Many nations have been devastated by unexpected debt crises. Roll your mouse over the countries and states below to learn more about their sudden economic catastrophies.
In 2008, the state of California needed to borrow or raise $40 billion. In a special election, voters rejected higher taxes. Because state law requires politicians to balance the budget, the state was forced to lay off thousands of employees, raise some taxes, and cut billions from popular programs. Californians will pay far more to borrow in the future, as the state’s credit rating dropped from “A-” to “BBB”. Despite the size of California’s crisis, that $40 billion shortfall is only 0.3% of the size of our national debt.
A stock market and real estate bubble in Japan led businesses and individuals to borrow far more than they could repay. When the bubble burst in 1990, the Japanese economy was crippled. As of 2008, the Japanese stock market was actually lower than it was in 1982.
From 1975 to 1991, Argentina’s government embarked on a strategy of printing money to pay its debts. The eventual inflation was so great that 100 billion Argentine pesos in 1975 were worth 1 peso in 1992. If the same thing happened in America, Bill Gates’ fortune of $60 billion would be worth 60 cents.
In the 1990s, the Thai government accumulated a huge amount of foreign debt. In 1997, the government was so overextended that it could not afford to protect the value of its own currency. In a few months, the Thai baht lost 40% of its value, 1.5 million people lost their jobs, and the Thai stock market lost about 75% of its value.
After Iceland’s biggest banks declared that they were unable to repay their loans, the government nationalized them to avoid disaster. The country had to borrow huge amounts of money to afford the takeovers, and now every Icelander owes the equivalent of $156,000.

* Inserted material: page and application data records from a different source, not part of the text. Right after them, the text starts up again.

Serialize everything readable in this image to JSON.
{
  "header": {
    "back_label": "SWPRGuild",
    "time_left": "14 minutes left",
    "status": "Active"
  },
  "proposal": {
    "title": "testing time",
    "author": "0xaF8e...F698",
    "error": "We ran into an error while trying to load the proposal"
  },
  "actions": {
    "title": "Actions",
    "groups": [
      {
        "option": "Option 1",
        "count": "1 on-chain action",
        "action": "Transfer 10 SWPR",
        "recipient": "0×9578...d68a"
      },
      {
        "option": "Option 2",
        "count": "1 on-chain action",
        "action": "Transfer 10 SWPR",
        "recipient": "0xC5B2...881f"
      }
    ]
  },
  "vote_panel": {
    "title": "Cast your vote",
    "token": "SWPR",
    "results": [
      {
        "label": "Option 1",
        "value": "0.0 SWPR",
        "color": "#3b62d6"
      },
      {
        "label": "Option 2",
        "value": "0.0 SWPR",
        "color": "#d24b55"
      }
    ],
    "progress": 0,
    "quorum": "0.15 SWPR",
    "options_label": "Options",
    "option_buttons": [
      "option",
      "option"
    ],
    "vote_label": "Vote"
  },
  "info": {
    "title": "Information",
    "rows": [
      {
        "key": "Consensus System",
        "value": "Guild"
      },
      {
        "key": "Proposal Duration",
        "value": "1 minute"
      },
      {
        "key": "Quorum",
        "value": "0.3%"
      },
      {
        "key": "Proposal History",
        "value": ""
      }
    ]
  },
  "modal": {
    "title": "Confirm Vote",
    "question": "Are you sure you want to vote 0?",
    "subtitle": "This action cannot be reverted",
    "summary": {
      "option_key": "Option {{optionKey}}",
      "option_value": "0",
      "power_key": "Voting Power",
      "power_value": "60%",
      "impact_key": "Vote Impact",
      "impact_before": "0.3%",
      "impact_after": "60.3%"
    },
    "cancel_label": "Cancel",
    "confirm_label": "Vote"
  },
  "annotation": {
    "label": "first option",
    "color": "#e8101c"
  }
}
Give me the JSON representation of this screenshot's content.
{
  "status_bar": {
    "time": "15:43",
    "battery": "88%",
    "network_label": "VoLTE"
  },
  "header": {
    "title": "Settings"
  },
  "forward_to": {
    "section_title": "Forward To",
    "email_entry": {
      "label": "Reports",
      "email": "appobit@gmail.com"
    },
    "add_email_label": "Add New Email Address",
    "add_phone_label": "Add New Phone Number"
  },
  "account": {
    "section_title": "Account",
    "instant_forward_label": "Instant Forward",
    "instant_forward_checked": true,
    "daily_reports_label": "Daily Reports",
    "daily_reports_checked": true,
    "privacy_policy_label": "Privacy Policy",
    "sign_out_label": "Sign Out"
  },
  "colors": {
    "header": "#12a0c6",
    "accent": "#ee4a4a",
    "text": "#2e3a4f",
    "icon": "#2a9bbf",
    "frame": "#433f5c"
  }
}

This small African nation has experienced some of the worst inflation in history. For a decade, the government continually printed more money to pay its debts, so all the money in circulation was constantly devalued. The pace of inflation was so fast that prices were doubling every 1.3 days. At that rate, a bag of rice that cost $10 on Monday would be $80 by Friday. By one estimate, Zimbabwean currency was devalued by 89 sextillion percent. (One sextillion is a trillion trillion!) Read more about Zimbabwe’s debt crisis.